Few days ago I discovered a small hole along the leg seam of my new favourite trousers. Because I didn’t own a sewing machine I went to see a tailor. I had heard good things about this particular tailor close to our home and I decided to drop in there. I also wanted to buy a suit and I had been told they are affordable and do a good job so I thought of asking them about their suit tailoring service as well.
So this hole was right along the seam (the stitches had gotten loose) and required about an inch (2.5 cm) of straight stitching. Not a big deal, shouldn’t take more than 2 minutes.
I got to the tailor and asked if they could quickly fix it for me. I was replied with “No no no!”. Now I can take a refusal to complete a job right at this moment but I was dumbfounded at the passion and attitude of the “no”. So I asked them when could they deliver it. I was told the next day. “Alright”, I asked, “do you know anyone else close by who could do this for me now?” The answer was the same “No no no!”.
Clearly this man didn’t want to help me. I didn’t want his suits either. Even if he would do it for me for free. I wouldn’t want to work with him.
I got out and drove to another tailor I knew. They did the job in less than 2 minutes and refused to charge me anything. They also make suits and based on what I saw they do a good job.
This incident is a small and relatively insignificant one but it reminded me of one of the most important things in business.

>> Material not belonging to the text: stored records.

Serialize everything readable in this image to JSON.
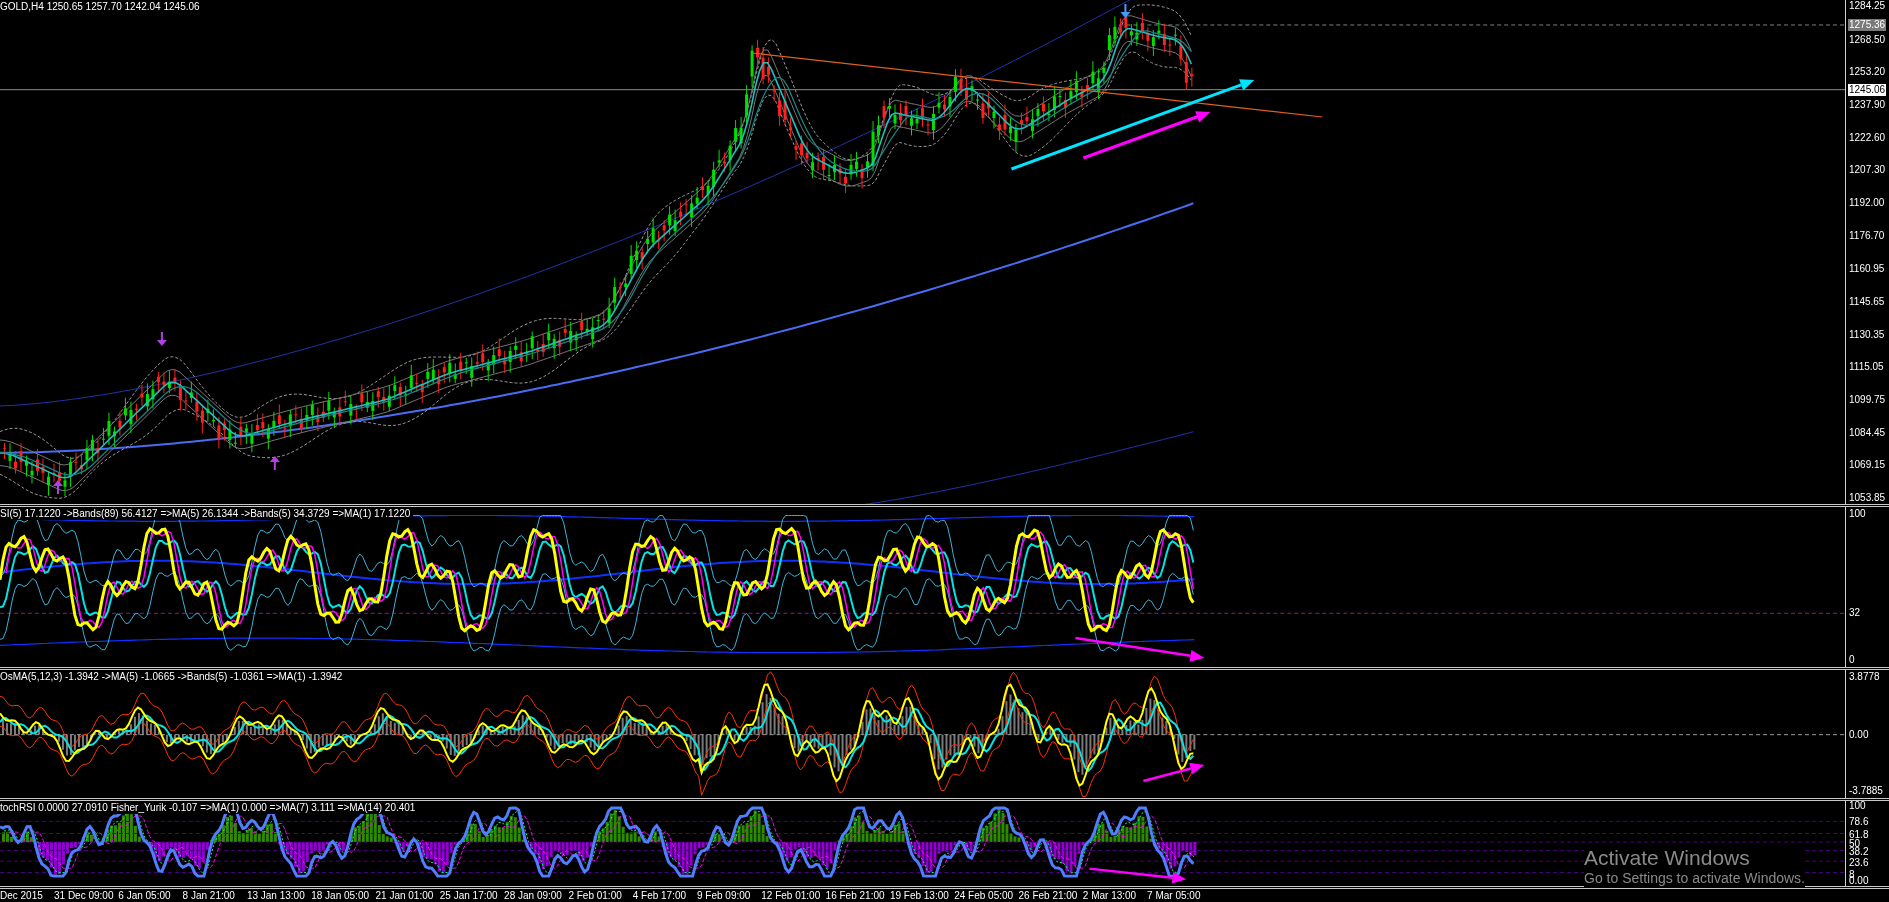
{
  "chart": {
    "title": "GOLD,H4  1250.65 1257.70 1242.04 1245.06",
    "price_axis": [
      {
        "label": "1284.25",
        "kind": "tick"
      },
      {
        "label": "1275.36",
        "kind": "marker"
      },
      {
        "label": "1268.50",
        "kind": "tick"
      },
      {
        "label": "1253.20",
        "kind": "tick"
      },
      {
        "label": "1245.06",
        "kind": "current"
      },
      {
        "label": "1237.90",
        "kind": "tick"
      },
      {
        "label": "1222.60",
        "kind": "tick"
      },
      {
        "label": "1207.30",
        "kind": "tick"
      },
      {
        "label": "1192.00",
        "kind": "tick"
      },
      {
        "label": "1176.70",
        "kind": "tick"
      },
      {
        "label": "1160.95",
        "kind": "tick"
      },
      {
        "label": "1145.65",
        "kind": "tick"
      },
      {
        "label": "1130.35",
        "kind": "tick"
      },
      {
        "label": "1115.05",
        "kind": "tick"
      },
      {
        "label": "1099.75",
        "kind": "tick"
      },
      {
        "label": "1084.45",
        "kind": "tick"
      },
      {
        "label": "1069.15",
        "kind": "tick"
      },
      {
        "label": "1053.85",
        "kind": "tick"
      }
    ]
  },
  "panes": [
    {
      "kind": "rsi",
      "label": "SI(5) 17.1220  ->Bands(89) 56.4127  =>MA(5) 26.1344  ->Bands(5) 34.3729  =>MA(1) 17.1220",
      "axis": [
        "100",
        "32",
        "0"
      ]
    },
    {
      "kind": "osma",
      "label": "OsMA(5,12,3) -1.3942  ->MA(5) -1.0665  ->Bands(5) -1.0361  =>MA(1) -1.3942",
      "axis": [
        "3.8778",
        "0.00",
        "-3.7885"
      ]
    },
    {
      "kind": "stoch",
      "label": "tochRSI 0.0000 27.0910  Fisher_Yurik -0.107  =>MA(1) 0.000  =>MA(7) 3.111  =>MA(14) 20.401",
      "axis": [
        "100",
        "78.6",
        "61.8",
        "50",
        "38.2",
        "23.6",
        "8",
        "0.00"
      ]
    }
  ],
  "time_axis": [
    "Dec 2015",
    "31 Dec 09:00",
    "6 Jan 05:00",
    "8 Jan 21:00",
    "13 Jan 13:00",
    "18 Jan 05:00",
    "21 Jan 01:00",
    "25 Jan 17:00",
    "28 Jan 09:00",
    "2 Feb 01:00",
    "4 Feb 17:00",
    "9 Feb 09:00",
    "12 Feb 01:00",
    "16 Feb 21:00",
    "19 Feb 13:00",
    "24 Feb 05:00",
    "26 Feb 21:00",
    "2 Mar 13:00",
    "7 Mar 05:00"
  ],
  "system_notice": {
    "title": "Activate Windows",
    "subtitle": "Go to Settings to activate Windows."
  }
}
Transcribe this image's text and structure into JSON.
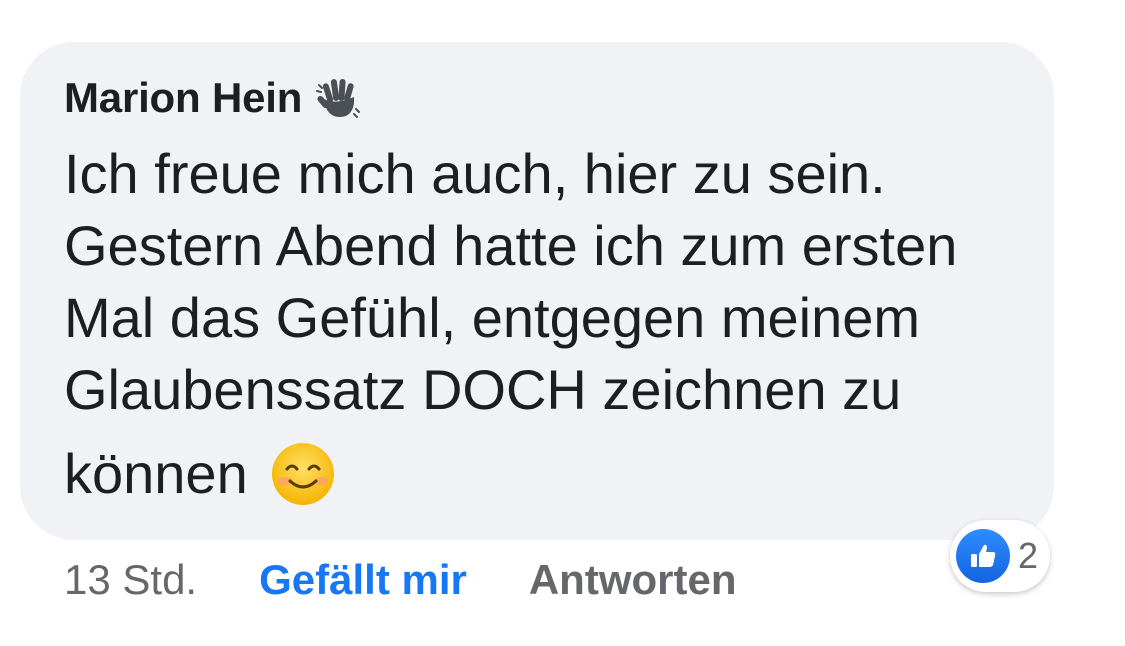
{
  "comment": {
    "author": "Marion Hein",
    "author_icon": "waving-hand-icon",
    "lines": [
      "Ich freue mich auch, hier zu sein.",
      "Gestern Abend hatte ich zum ersten",
      "Mal das Gefühl, entgegen meinem",
      "Glaubenssatz DOCH zeichnen zu",
      "können"
    ],
    "trailing_emoji": "smiling-face-icon"
  },
  "meta": {
    "timestamp": "13 Std.",
    "like_label": "Gefällt mir",
    "reply_label": "Antworten"
  },
  "reactions": {
    "icon": "thumbs-up-icon",
    "count": "2"
  },
  "colors": {
    "bubble": "#f0f2f5",
    "text": "#1c1e21",
    "secondary": "#65676b",
    "accent": "#1877f2"
  }
}
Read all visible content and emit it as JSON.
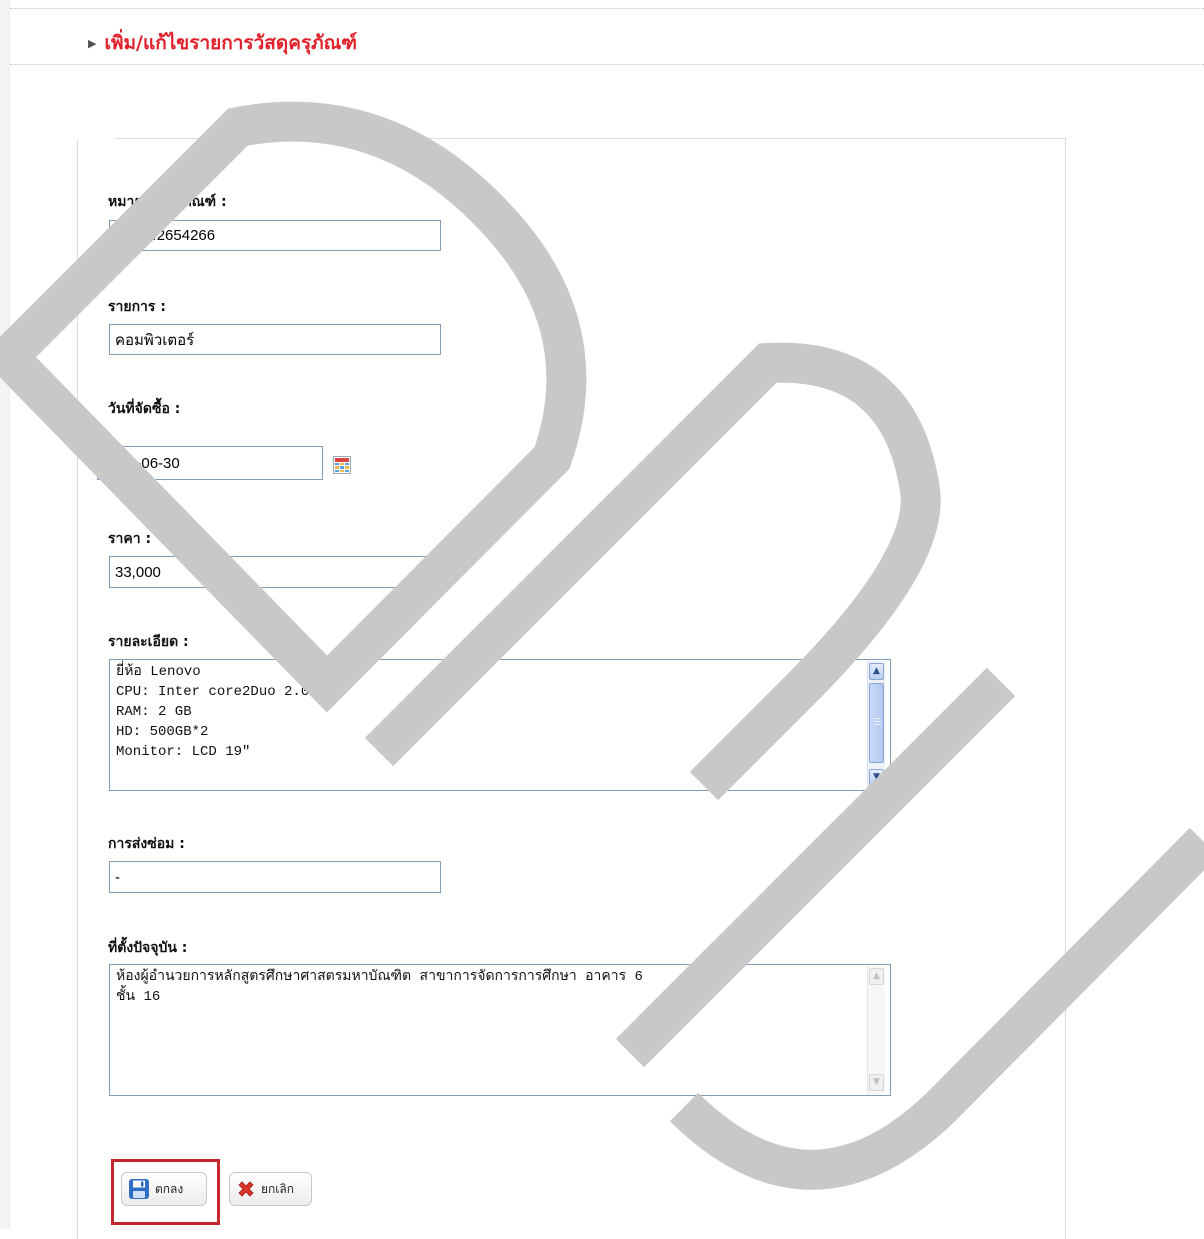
{
  "header": {
    "title": "เพิ่ม/แก้ไขรายการวัสดุครุภัณฑ์"
  },
  "form": {
    "asset_number": {
      "label": "หมายเลขครุภัณฑ์ :",
      "value": "512542654266"
    },
    "item": {
      "label": "รายการ :",
      "value": "คอมพิวเตอร์"
    },
    "purchase_date": {
      "label": "วันที่จัดซื้อ :",
      "value": "2010-06-30"
    },
    "price": {
      "label": "ราคา :",
      "value": "33,000"
    },
    "details": {
      "label": "รายละเอียด :",
      "value": "ยี่ห้อ Lenovo\nCPU: Inter core2Duo 2.0 GHz\nRAM: 2 GB\nHD: 500GB*2\nMonitor: LCD 19\""
    },
    "repair": {
      "label": "การส่งซ่อม :",
      "value": "-"
    },
    "location": {
      "label": "ที่ตั้งปัจจุบัน :",
      "value": "ห้องผู้อำนวยการหลักสูตรศึกษาศาสตรมหาบัณฑิต สาขาการจัดการการศึกษา อาคาร 6\nชั้น 16"
    }
  },
  "buttons": {
    "ok": "ตกลง",
    "cancel": "ยกเลิก"
  },
  "icons": {
    "calendar": "calendar-icon",
    "save": "floppy-disk-icon",
    "cancel": "red-x-icon"
  },
  "watermark": {
    "text": "DPU",
    "color": "#c8c8c8"
  }
}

Good customer service is about the customer’s needs, not yours.
Now which one should I see for my suit?